Forgotten Black Women of Early Hollywood are Saved from Obscurity in New Exhibition

Iris Hall as Eve Mason in “The Symbol of the Unconquered” (1920). USA. Directed by Oscar Micheaux | Courtesy of the California African American Museum

In the first half of the 20th century, black women were largely relegated to playing mammy and jezebel roles. A new exhibition reveals how as early as 100 years ago, independent black filmmakers presented complex portrayals of women of color.

Source: Forgotten Black Women of Early Hollywood are Saved from Obscurity in New Exhibition

Black History: Detroit Housewives League | “Don’t Buy Where You Can’t Work”

The 3rd Sunday in May is a special day in Black history when we celebrate the founder of the Detroit Housewives League, Fannie Peck.In 1930s Black women couldn’t afford to stay at home and wait for their husbands.
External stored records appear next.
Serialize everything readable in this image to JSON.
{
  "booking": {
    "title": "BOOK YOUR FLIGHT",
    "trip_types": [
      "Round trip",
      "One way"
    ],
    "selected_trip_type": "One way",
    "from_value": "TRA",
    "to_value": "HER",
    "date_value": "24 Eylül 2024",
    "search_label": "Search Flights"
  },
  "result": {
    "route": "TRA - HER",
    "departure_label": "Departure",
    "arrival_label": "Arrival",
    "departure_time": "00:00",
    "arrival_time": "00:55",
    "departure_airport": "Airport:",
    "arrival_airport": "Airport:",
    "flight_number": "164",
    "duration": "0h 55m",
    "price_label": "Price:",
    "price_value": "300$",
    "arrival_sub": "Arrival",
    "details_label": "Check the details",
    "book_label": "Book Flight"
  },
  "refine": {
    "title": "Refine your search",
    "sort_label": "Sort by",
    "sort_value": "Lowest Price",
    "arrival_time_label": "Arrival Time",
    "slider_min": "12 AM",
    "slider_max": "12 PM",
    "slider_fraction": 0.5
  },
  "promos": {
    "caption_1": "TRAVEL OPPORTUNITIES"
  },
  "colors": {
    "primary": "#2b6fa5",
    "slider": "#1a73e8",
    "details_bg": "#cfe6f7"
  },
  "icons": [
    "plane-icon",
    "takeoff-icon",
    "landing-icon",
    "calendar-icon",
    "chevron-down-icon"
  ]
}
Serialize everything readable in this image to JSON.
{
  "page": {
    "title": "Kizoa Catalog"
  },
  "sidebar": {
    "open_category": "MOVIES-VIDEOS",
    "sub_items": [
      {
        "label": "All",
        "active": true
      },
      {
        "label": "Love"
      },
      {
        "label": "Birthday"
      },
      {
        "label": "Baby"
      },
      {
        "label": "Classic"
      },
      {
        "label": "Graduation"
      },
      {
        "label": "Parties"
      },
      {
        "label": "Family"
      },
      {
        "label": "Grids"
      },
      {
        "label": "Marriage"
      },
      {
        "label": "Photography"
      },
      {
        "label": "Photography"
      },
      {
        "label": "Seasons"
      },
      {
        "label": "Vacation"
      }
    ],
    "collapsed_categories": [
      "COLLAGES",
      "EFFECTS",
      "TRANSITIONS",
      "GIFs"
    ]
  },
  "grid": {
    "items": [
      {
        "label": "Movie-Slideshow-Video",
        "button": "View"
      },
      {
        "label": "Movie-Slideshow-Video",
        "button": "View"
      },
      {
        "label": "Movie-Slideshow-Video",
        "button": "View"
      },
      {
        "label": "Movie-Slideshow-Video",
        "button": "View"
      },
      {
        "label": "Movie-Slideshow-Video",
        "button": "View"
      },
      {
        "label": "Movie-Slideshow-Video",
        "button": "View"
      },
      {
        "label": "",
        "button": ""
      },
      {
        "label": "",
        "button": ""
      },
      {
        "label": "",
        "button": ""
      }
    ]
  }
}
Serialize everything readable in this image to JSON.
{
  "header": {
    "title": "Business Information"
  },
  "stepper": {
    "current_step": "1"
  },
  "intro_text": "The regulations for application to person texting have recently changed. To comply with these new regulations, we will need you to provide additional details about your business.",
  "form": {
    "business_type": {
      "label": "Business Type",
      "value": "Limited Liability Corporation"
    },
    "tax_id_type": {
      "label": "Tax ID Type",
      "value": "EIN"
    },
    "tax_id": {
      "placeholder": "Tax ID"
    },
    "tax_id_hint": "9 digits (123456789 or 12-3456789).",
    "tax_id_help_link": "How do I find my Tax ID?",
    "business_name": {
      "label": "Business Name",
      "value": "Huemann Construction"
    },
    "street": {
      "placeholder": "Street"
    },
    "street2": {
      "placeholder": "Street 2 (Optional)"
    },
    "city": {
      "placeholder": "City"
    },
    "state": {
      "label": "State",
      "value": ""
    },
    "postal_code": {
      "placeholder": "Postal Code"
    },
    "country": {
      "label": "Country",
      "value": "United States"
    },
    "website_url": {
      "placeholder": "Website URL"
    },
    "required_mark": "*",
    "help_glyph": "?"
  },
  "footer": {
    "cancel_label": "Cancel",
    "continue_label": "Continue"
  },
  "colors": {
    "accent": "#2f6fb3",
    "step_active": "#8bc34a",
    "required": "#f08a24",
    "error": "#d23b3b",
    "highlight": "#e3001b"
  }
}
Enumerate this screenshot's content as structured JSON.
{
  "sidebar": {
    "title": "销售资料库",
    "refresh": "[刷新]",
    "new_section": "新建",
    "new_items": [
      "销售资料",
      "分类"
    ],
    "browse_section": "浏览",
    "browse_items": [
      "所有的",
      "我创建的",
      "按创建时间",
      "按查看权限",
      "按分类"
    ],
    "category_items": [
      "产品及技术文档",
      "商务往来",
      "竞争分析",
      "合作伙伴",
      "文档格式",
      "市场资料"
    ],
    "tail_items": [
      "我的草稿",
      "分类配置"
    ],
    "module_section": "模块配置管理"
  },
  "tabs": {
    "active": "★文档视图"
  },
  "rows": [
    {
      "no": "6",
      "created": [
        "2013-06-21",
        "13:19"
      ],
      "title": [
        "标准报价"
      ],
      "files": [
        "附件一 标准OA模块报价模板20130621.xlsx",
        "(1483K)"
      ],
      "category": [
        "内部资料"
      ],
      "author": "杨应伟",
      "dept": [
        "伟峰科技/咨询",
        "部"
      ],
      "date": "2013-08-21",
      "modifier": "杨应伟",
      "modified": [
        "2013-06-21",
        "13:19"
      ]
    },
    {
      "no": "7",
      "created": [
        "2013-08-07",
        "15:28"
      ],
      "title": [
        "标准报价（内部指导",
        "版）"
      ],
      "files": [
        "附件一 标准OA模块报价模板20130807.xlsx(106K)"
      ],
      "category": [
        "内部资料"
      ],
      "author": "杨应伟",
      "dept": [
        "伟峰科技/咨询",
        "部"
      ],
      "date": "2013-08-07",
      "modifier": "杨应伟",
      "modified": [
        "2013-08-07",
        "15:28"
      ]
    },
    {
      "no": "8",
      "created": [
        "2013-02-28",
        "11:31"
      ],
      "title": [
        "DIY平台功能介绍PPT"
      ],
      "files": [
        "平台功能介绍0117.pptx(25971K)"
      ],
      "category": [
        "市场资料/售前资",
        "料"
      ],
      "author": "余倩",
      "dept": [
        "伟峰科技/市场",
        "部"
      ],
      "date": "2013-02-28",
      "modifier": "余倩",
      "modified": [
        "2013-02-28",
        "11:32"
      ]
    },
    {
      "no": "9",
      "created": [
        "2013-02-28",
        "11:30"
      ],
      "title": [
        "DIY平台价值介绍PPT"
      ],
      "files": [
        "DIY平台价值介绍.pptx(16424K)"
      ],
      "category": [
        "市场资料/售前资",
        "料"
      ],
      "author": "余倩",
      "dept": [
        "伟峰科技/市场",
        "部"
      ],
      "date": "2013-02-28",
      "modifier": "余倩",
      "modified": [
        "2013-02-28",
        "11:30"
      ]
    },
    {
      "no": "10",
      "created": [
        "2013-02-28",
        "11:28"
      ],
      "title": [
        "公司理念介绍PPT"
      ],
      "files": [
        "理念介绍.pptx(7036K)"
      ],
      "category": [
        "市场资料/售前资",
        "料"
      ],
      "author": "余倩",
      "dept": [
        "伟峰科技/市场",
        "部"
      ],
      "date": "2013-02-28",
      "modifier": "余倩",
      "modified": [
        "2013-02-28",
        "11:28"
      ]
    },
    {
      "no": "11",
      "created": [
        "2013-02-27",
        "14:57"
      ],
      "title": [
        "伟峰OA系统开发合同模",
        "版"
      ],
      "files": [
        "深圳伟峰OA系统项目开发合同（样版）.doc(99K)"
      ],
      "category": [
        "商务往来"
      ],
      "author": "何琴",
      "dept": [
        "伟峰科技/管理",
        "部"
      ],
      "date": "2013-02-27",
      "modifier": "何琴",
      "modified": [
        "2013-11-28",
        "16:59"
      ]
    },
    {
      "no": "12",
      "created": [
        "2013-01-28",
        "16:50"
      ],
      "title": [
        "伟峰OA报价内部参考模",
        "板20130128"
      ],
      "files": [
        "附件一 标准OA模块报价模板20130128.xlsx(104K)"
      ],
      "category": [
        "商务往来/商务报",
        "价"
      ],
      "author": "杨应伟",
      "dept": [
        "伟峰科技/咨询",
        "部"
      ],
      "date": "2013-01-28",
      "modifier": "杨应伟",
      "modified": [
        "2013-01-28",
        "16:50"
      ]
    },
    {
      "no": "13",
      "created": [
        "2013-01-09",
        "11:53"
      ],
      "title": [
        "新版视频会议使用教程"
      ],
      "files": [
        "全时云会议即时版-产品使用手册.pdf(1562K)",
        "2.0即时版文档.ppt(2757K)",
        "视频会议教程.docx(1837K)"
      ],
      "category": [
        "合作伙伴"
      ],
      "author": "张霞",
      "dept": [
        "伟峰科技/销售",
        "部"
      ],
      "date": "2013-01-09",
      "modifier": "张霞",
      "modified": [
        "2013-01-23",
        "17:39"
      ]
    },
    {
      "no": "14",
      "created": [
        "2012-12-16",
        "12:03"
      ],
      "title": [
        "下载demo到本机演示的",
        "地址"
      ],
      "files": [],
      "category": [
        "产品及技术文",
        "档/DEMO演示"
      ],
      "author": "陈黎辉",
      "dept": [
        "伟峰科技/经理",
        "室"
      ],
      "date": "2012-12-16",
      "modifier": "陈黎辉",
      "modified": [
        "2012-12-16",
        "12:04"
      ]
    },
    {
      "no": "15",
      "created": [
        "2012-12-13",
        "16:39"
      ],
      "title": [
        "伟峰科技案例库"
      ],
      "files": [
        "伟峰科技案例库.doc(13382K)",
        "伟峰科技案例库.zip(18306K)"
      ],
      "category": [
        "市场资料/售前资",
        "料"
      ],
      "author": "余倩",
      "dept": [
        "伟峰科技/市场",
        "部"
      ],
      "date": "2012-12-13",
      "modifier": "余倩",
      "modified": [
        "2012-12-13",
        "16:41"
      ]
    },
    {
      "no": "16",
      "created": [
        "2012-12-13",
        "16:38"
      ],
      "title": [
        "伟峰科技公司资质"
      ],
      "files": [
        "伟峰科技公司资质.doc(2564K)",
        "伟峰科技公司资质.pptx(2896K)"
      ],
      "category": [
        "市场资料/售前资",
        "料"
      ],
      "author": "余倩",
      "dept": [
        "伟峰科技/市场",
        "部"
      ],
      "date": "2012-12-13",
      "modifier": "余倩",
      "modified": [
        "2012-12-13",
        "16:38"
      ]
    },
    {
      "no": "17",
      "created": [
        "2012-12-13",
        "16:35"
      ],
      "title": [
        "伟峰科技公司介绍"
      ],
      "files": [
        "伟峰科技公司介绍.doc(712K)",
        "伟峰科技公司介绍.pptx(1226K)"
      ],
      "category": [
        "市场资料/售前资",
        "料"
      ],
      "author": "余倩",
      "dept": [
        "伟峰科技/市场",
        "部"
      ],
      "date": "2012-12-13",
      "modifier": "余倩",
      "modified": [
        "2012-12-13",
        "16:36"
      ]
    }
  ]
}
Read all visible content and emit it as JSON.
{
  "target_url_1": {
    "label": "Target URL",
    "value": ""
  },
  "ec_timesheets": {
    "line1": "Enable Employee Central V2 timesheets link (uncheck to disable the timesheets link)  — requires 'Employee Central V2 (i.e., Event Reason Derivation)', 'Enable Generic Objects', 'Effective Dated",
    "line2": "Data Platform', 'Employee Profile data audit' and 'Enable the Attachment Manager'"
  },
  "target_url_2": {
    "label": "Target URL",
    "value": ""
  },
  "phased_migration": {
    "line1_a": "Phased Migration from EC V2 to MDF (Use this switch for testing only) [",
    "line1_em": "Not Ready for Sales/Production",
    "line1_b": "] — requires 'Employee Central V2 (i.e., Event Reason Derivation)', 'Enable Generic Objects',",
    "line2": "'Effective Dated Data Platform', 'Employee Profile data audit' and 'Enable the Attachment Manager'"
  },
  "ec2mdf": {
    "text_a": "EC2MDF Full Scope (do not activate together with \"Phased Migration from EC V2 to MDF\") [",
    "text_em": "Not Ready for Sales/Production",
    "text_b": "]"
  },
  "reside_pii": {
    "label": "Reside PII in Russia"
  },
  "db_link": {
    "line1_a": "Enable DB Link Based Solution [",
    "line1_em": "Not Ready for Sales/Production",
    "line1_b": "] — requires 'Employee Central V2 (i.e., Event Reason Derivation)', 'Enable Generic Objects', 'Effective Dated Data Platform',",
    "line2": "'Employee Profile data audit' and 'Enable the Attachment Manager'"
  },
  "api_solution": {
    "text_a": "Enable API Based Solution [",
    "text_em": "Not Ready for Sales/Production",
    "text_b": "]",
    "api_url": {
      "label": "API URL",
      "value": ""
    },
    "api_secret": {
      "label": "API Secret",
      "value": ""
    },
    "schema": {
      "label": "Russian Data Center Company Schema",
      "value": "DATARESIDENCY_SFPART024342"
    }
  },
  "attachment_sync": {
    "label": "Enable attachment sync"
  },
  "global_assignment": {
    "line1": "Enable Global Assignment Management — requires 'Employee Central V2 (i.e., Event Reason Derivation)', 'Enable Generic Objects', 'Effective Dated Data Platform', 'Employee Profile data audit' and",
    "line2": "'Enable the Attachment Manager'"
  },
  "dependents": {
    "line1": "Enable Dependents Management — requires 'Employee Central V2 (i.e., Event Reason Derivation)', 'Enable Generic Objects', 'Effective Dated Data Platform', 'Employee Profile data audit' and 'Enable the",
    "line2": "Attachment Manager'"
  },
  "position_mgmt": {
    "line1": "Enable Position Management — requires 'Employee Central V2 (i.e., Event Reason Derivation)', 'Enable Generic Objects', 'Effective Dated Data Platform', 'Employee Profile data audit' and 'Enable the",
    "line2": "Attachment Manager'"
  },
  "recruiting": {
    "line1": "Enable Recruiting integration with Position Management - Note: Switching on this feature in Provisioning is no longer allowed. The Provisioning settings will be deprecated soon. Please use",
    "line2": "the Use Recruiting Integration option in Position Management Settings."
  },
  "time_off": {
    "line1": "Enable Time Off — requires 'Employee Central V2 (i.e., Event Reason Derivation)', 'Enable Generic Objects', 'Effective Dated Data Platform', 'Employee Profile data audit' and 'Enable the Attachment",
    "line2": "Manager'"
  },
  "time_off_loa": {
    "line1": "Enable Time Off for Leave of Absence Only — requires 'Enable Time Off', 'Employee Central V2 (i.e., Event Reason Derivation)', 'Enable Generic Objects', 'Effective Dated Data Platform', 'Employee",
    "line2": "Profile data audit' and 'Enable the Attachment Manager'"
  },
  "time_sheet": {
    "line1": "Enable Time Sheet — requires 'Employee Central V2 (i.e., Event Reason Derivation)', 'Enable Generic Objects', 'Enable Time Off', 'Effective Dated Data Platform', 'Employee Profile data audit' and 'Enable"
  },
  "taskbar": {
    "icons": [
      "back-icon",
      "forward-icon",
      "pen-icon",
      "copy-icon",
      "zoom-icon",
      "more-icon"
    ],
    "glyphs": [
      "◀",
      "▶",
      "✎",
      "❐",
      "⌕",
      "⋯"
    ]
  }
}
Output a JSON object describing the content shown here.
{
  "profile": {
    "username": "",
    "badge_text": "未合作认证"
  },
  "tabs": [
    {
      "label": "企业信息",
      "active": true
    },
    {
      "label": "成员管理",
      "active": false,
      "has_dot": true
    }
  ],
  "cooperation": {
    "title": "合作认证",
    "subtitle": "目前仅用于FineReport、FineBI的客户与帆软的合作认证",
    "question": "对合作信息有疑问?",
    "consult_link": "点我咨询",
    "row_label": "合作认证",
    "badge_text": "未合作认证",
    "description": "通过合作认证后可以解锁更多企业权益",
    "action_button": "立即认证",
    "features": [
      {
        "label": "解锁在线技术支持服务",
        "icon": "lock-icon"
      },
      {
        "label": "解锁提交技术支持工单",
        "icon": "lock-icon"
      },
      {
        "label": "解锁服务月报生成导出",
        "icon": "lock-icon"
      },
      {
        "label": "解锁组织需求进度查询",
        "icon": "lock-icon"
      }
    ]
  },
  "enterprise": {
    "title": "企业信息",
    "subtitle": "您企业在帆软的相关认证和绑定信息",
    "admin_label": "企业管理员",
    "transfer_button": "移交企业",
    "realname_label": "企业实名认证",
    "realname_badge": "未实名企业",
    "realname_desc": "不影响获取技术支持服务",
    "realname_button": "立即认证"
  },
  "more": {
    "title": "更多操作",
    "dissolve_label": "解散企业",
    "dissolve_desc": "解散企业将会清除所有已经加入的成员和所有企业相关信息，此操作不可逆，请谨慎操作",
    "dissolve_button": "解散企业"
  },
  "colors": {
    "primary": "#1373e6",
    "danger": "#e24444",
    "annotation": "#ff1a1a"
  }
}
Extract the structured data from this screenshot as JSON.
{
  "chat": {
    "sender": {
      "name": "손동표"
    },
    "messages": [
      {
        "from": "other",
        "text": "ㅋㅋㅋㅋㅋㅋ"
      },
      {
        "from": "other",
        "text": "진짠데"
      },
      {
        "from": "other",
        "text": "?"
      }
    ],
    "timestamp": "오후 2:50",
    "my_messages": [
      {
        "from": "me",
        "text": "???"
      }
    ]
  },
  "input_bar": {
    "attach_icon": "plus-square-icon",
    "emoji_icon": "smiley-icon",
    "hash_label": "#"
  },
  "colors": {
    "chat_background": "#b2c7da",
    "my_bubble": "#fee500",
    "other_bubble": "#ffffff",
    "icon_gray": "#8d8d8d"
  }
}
Too many businesses would sell goods and services to Black people but wouldn’t hire them. So in 1930 Detroit women led by Fannie Peck formed a group called the “Detroit Housewives’ League.” It educated women on their buying power and encouraged them to only shop at African-American owned businesses. The group was also initiating big protests and boycotts.

In 1935 they set a huge packing warehouse on fire protesting against high prices, and later joined thousands of Chicago housewives in a march that shut down the city’s entire meat industry.  Go to BlackMattersUS for more…

Source: Black History: Detroit Housewives League | BlackMattersUS.com